“We want to do it early,” says Marx. “We are dealing with rotational athletes that are sitting in class all day and not rotating. We want to wake up those muscles as soon as they get to the field. We want to set a really good movement pattern before we pick up a baseball.
“Hopefully we recognize when we’re outside that muscle memory and can make one-pitch adjustments to get back into the zone.”
On the mental side, pitchers were encouraged to find an aggressive, consistent thought process and to set their focus.
“We want to own our routines,” says Marx. “We use our breath to trigger our last thought. It helps us choose our last thought before we deliver our pitch.”
Positive self talk goes along with routines.
“Confidence is probably your most important thing when you’re out there standing on the mound,” says Marx. “We get into a lot of stressful situations. We want to get to the peak state of mind so our body is doing what it’s trained to do. We don’t have to think about anything, we can just compete and enjoy the moment.”
Before getting to Purdue, Marx was an assistant at Campbell University (2015) in Buis Creek, N.C., University of Arkansas-Little Rock (2012-14) and Southern Indiana (2008-11). As the necessity arose, Marx was both a pitching coach and hitting coach at Campbell and Little Rock as well as recruiting coordinator.
At USI, head coach Tracy Archuleta took over pitchers and let Marx lead Screaming Eagles hitters.
What is impressive about Arch is his ability to wear a bunch of different hats (and teach different) facets of the game,” says Marx. “He was extremely consistent. He was the same guy every single day.
“The moment was never seemingly too big because of that.”
Southern Indiana won an NCAA Division II national title with Marx on staff in 2010.

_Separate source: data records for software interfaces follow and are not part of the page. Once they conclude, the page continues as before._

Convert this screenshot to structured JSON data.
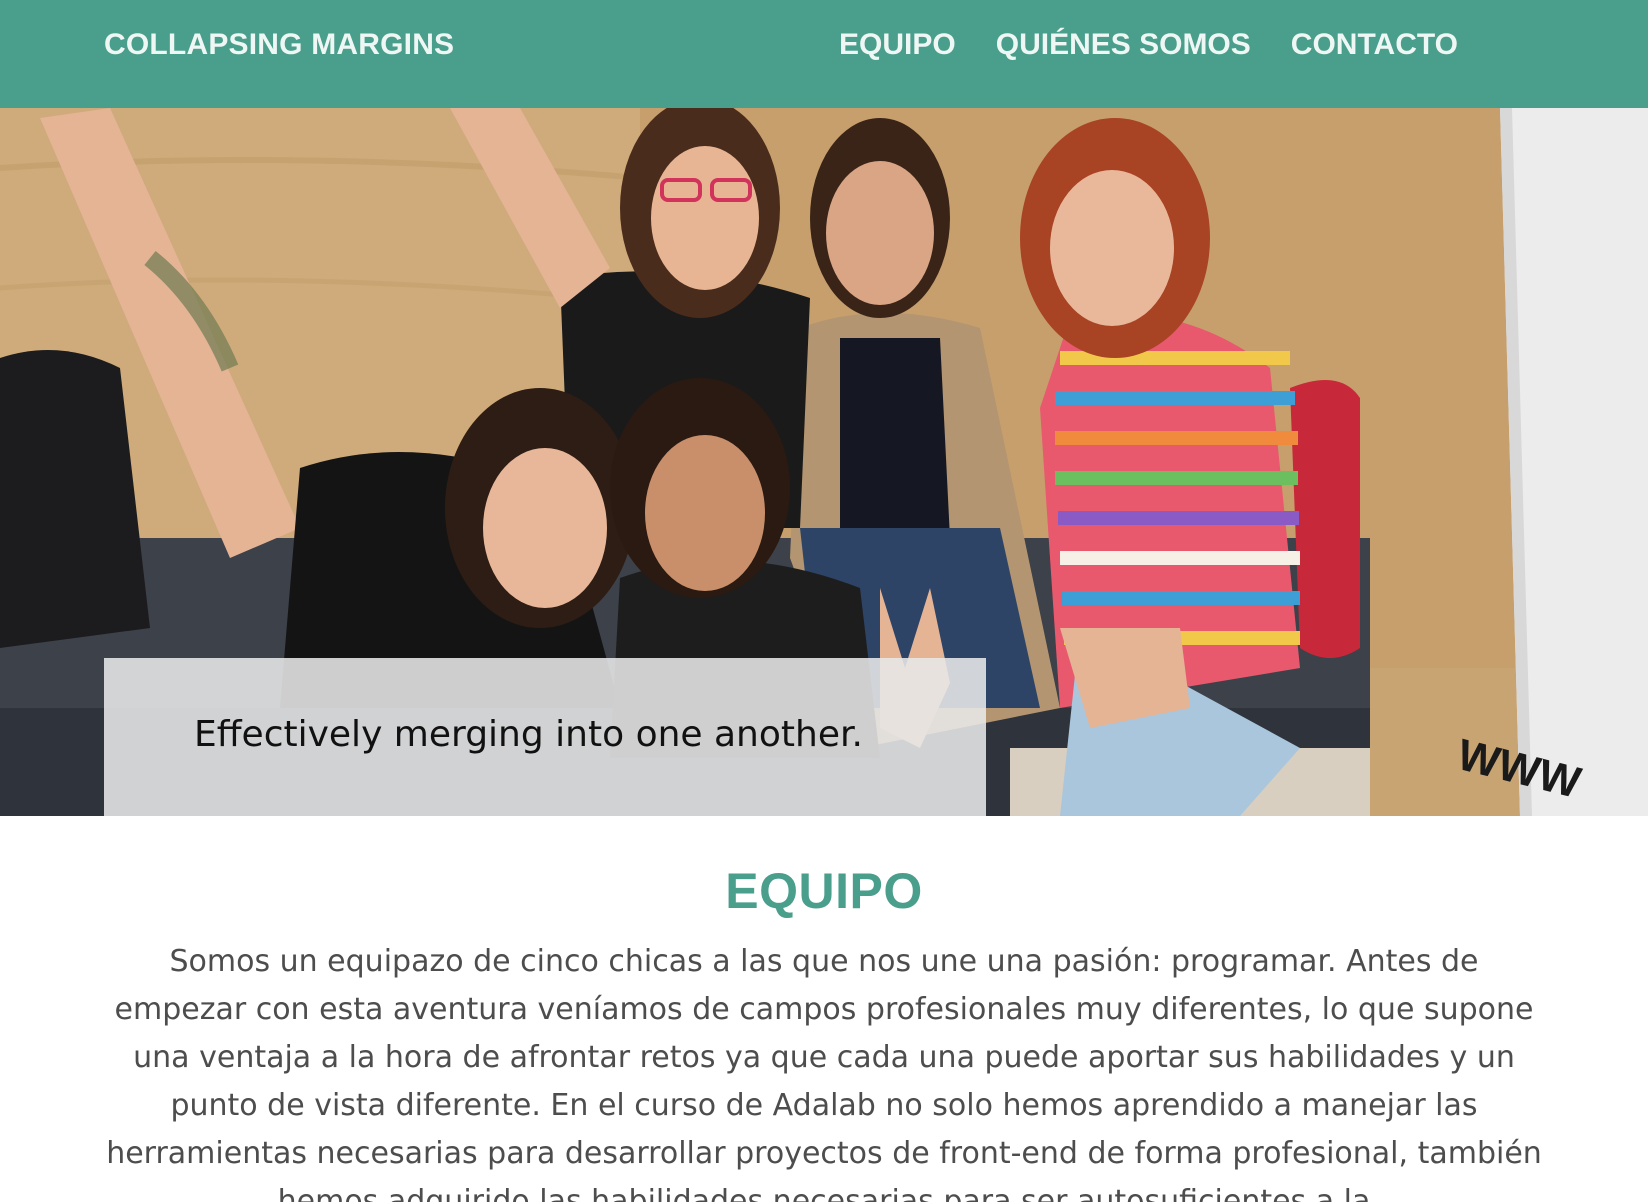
{
  "header": {
    "brand": "COLLAPSING MARGINS",
    "nav": [
      {
        "label": "EQUIPO"
      },
      {
        "label": "QUIÉNES SOMOS"
      },
      {
        "label": "CONTACTO"
      }
    ]
  },
  "hero": {
    "caption": "Effectively merging into one another.",
    "sign_text": "WWW"
  },
  "team_section": {
    "title": "EQUIPO",
    "text": "Somos un equipazo de cinco chicas a las que nos une una pasión: programar. Antes de empezar con esta aventura veníamos de campos profesionales muy diferentes, lo que supone una ventaja a la hora de afrontar retos ya que cada una puede aportar sus habilidades y un punto de vista diferente. En el curso de Adalab no solo hemos aprendido a manejar las herramientas necesarias para desarrollar proyectos de front-end de forma profesional, también hemos adquirido las habilidades necesarias para ser autosuficientes a la"
  },
  "colors": {
    "brand": "#4a9e8c",
    "header_text": "#eef7f4",
    "body_text": "#4d4d4d"
  }
}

Middle infielder Marx played for Darin Knight at Mater Dei.
“He was an awesome guy,” says Marx of Knight, who guided the Wildcats to an IHSAA Class 2A state title in 1999 and is now MD’s principal. “He was a really good leader and extremely well-respected.
“He was a guy I really enjoyed playing for.”
Marx spent two seasons with head coach Dennis Conley at Olney (Ill.) Central College.
“He had the respect of everybody in the town,” says Marx of Conley. “It was like he was the mayor of Olney it seemed. I absolutely loved playing for him.”
One thing Marx appreciated about Conley was that he was steady.
“He was the same guy everyday,” says Marx.
He finished his eligibility with two seasons at Ouachita Baptist University in Arkadelphia, Ark., where Scott Norwood was the Tigers head coach and Justin Haire was an assistant. Norwood hired Marx at Little Rock and Haire had Marx on his Campbell staff.
“Extremely passionate” is how Marx describes Norwood. “We were going to compete everyday. Practice was going to be difficult everyday. We knew he wanted to win.”
OBU won 50 games in 2007.
Playing for and coaching with Haire, who too to the diamond the University of Indianapolis for Gary Vaught, Marx got to experience his high energy.
Haire’s predecessor as Campbell head coach was Greg Goff, who is now head coach at Purdue.
What strikes Marx about Goff?
“His positive attitude is the biggest thing,” says Marx. “He has infectious energy around the office. Guys really enjoy going to field to work.
“He’s a lot of fun to be around.”
The Boilers staff also features pitching coach Cooper Fouts, volunteer Harry Shipley and director of player development John Madia.
Since the shutdown, coaches have been getting players to stay on top of their academics while also reflecting the season and looking ahead to the summer and fall. While there are no currently games to attend, Marx says coaches have been looking at potential recruits.
Chris Marx, an Evansville, Ind., native, was hired as an assistant baseball coach at Purdue University in the summer of 2019. He has been in charge of the Boilermakers pitchers. (Purdue University Photo)